_Given records:_
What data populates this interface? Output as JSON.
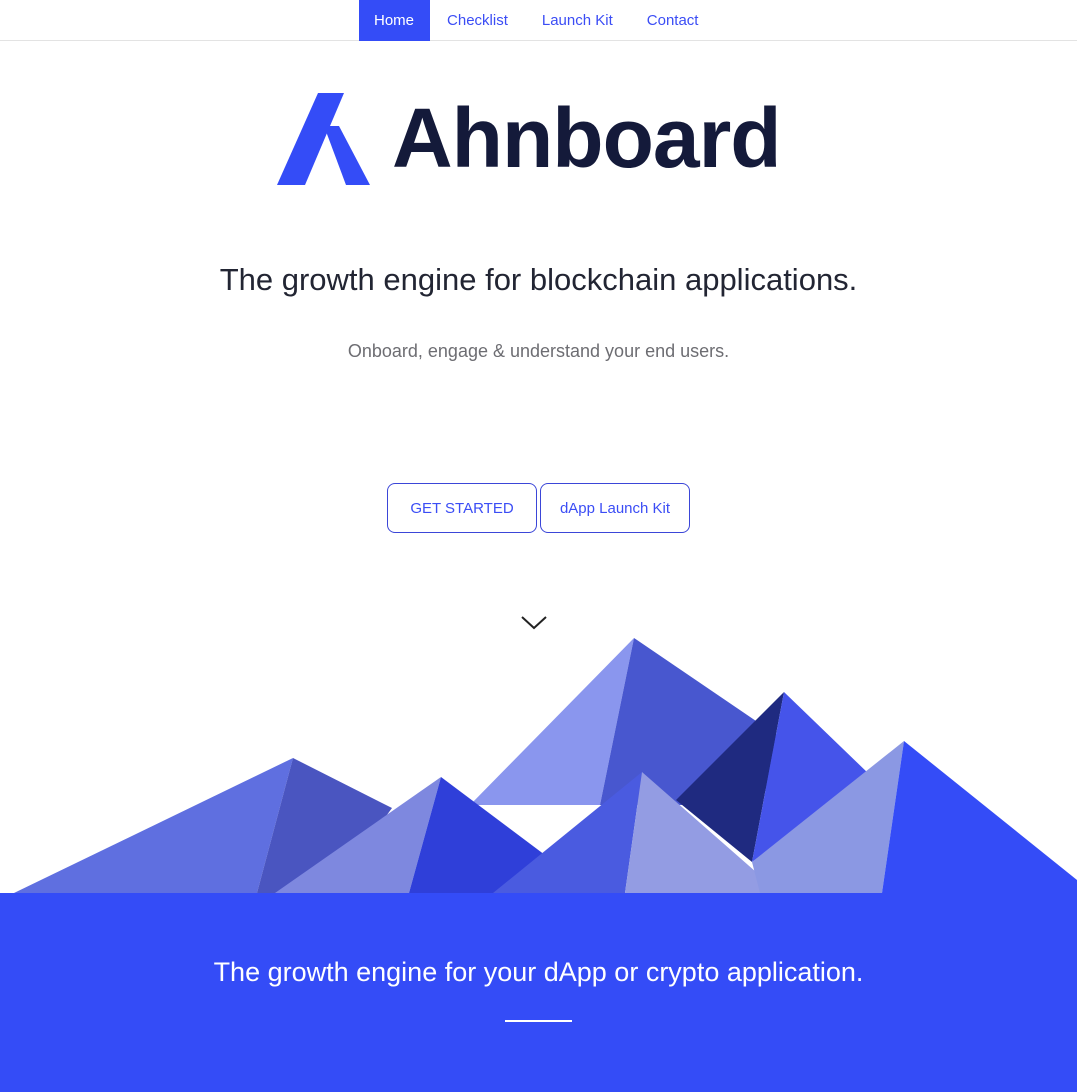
{
  "nav": {
    "items": [
      {
        "label": "Home",
        "active": true
      },
      {
        "label": "Checklist",
        "active": false
      },
      {
        "label": "Launch Kit",
        "active": false
      },
      {
        "label": "Contact",
        "active": false
      }
    ]
  },
  "logo": {
    "wordmark": "Ahnboard",
    "mark_icon": "ahnboard-a-logo-icon"
  },
  "hero": {
    "title": "The growth engine for blockchain applications.",
    "subtitle": "Onboard, engage & understand your end users.",
    "buttons": {
      "get_started": "GET STARTED",
      "launch_kit": "dApp Launch Kit"
    },
    "scroll_icon": "chevron-down-icon"
  },
  "band": {
    "title": "The growth engine for your dApp or crypto application."
  },
  "colors": {
    "brand": "#344CF7",
    "dark_text": "#141A3A",
    "mountain_palette": [
      "#5F6FE0",
      "#4A55C0",
      "#8A96EE",
      "#4857CF",
      "#7E88DF",
      "#2F3FD9",
      "#1F2A80",
      "#4554EA",
      "#9099E6",
      "#8B98E3",
      "#344CF7"
    ]
  }
}
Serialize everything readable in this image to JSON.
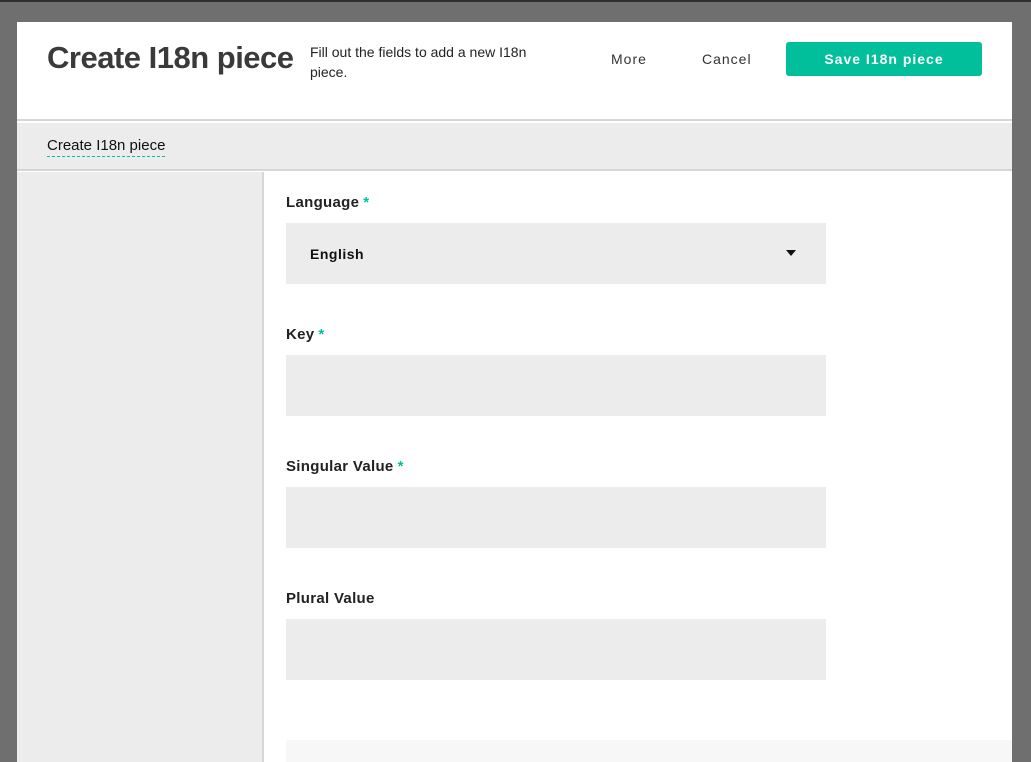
{
  "header": {
    "title": "Create I18n piece",
    "description": "Fill out the fields to add a new I18n piece.",
    "more_label": "More",
    "cancel_label": "Cancel",
    "save_label": "Save I18n piece"
  },
  "tabs": [
    {
      "label": "Create I18n piece",
      "active": true
    }
  ],
  "form": {
    "language": {
      "label": "Language",
      "required_mark": "*",
      "value": "English"
    },
    "key": {
      "label": "Key",
      "required_mark": "*",
      "value": "",
      "placeholder": ""
    },
    "singular": {
      "label": "Singular Value",
      "required_mark": "*",
      "value": "",
      "placeholder": ""
    },
    "plural": {
      "label": "Plural Value",
      "value": "",
      "placeholder": ""
    }
  },
  "colors": {
    "accent": "#00bf9a",
    "backdrop": "#6f6f6f",
    "field_bg": "#ececec"
  }
}
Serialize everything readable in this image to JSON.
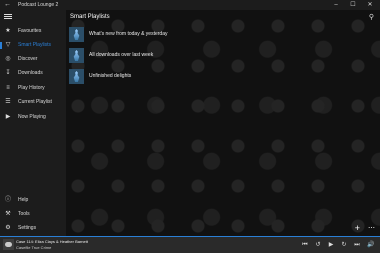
{
  "window": {
    "app_title": "Podcast Lounge 2",
    "back_icon": "back-arrow-icon",
    "controls": [
      "minimize-icon",
      "maximize-icon",
      "close-icon"
    ]
  },
  "sidebar": {
    "items": [
      {
        "label": "Favourites",
        "icon": "star-icon",
        "selected": false
      },
      {
        "label": "Smart Playlists",
        "icon": "funnel-icon",
        "selected": true
      },
      {
        "label": "Discover",
        "icon": "globe-icon",
        "selected": false
      },
      {
        "label": "Downloads",
        "icon": "download-icon",
        "selected": false
      },
      {
        "label": "Play History",
        "icon": "history-icon",
        "selected": false
      },
      {
        "label": "Current Playlist",
        "icon": "list-icon",
        "selected": false
      },
      {
        "label": "Now Playing",
        "icon": "play-icon",
        "selected": false
      },
      {
        "label": "Help",
        "icon": "info-icon",
        "selected": false
      },
      {
        "label": "Tools",
        "icon": "wrench-icon",
        "selected": false
      },
      {
        "label": "Settings",
        "icon": "gear-icon",
        "selected": false
      }
    ]
  },
  "main": {
    "title": "Smart Playlists",
    "playlists": [
      {
        "name": "What's new from today & yesterday"
      },
      {
        "name": "All downloads over last week"
      },
      {
        "name": "Unfinished delights"
      }
    ]
  },
  "player": {
    "episode": "Case 114: Eliza Clays & Heather Barnett",
    "podcast": "Casefile True Crime"
  },
  "colors": {
    "accent": "#2a7fd6",
    "sidebar_bg": "#1c1c1c",
    "player_bg": "#2a2a2a"
  }
}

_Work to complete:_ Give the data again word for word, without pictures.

_Response to this exercise:_
What data populates this interface? Output as JSON.
{
  "nav": {
    "items": [
      {
        "label": "Home",
        "active": true
      },
      {
        "label": "Checklist",
        "active": false
      },
      {
        "label": "Launch Kit",
        "active": false
      },
      {
        "label": "Contact",
        "active": false
      }
    ]
  },
  "logo": {
    "wordmark": "Ahnboard",
    "mark_icon": "ahnboard-a-logo-icon"
  },
  "hero": {
    "title": "The growth engine for blockchain applications.",
    "subtitle": "Onboard, engage & understand your end users.",
    "buttons": {
      "get_started": "GET STARTED",
      "launch_kit": "dApp Launch Kit"
    },
    "scroll_icon": "chevron-down-icon"
  },
  "band": {
    "title": "The growth engine for your dApp or crypto application."
  },
  "colors": {
    "brand": "#344CF7",
    "dark_text": "#141A3A",
    "mountain_palette": [
      "#5F6FE0",
      "#4A55C0",
      "#8A96EE",
      "#4857CF",
      "#7E88DF",
      "#2F3FD9",
      "#1F2A80",
      "#4554EA",
      "#9099E6",
      "#8B98E3",
      "#344CF7"
    ]
  }
}
Serialize everything readable in this image to JSON.
{
  "header": {
    "title": "Create I18n piece",
    "description": "Fill out the fields to add a new I18n piece.",
    "more_label": "More",
    "cancel_label": "Cancel",
    "save_label": "Save I18n piece"
  },
  "tabs": [
    {
      "label": "Create I18n piece",
      "active": true
    }
  ],
  "form": {
    "language": {
      "label": "Language",
      "required_mark": "*",
      "value": "English"
    },
    "key": {
      "label": "Key",
      "required_mark": "*",
      "value": "",
      "placeholder": ""
    },
    "singular": {
      "label": "Singular Value",
      "required_mark": "*",
      "value": "",
      "placeholder": ""
    },
    "plural": {
      "label": "Plural Value",
      "value": "",
      "placeholder": ""
    }
  },
  "colors": {
    "accent": "#00bf9a",
    "backdrop": "#6f6f6f",
    "field_bg": "#ececec"
  }
}
Serialize everything readable in this image to JSON.
{
  "window": {
    "app_title": "Podcast Lounge 2",
    "back_icon": "back-arrow-icon",
    "controls": [
      "minimize-icon",
      "maximize-icon",
      "close-icon"
    ]
  },
  "sidebar": {
    "items": [
      {
        "label": "Favourites",
        "icon": "star-icon",
        "selected": false
      },
      {
        "label": "Smart Playlists",
        "icon": "funnel-icon",
        "selected": true
      },
      {
        "label": "Discover",
        "icon": "globe-icon",
        "selected": false
      },
      {
        "label": "Downloads",
        "icon": "download-icon",
        "selected": false
      },
      {
        "label": "Play History",
        "icon": "history-icon",
        "selected": false
      },
      {
        "label": "Current Playlist",
        "icon": "list-icon",
        "selected": false
      },
      {
        "label": "Now Playing",
        "icon": "play-icon",
        "selected": false
      },
      {
        "label": "Help",
        "icon": "info-icon",
        "selected": false
      },
      {
        "label": "Tools",
        "icon": "wrench-icon",
        "selected": false
      },
      {
        "label": "Settings",
        "icon": "gear-icon",
        "selected": false
      }
    ]
  },
  "main": {
    "title": "Smart Playlists",
    "playlists": [
      {
        "name": "What's new from today & yesterday"
      },
      {
        "name": "All downloads over last week"
      },
      {
        "name": "Unfinished delights"
      }
    ]
  },
  "player": {
    "episode": "Case 114: Eliza Clays & Heather Barnett",
    "podcast": "Casefile True Crime"
  },
  "colors": {
    "accent": "#2a7fd6",
    "sidebar_bg": "#1c1c1c",
    "player_bg": "#2a2a2a"
  }
}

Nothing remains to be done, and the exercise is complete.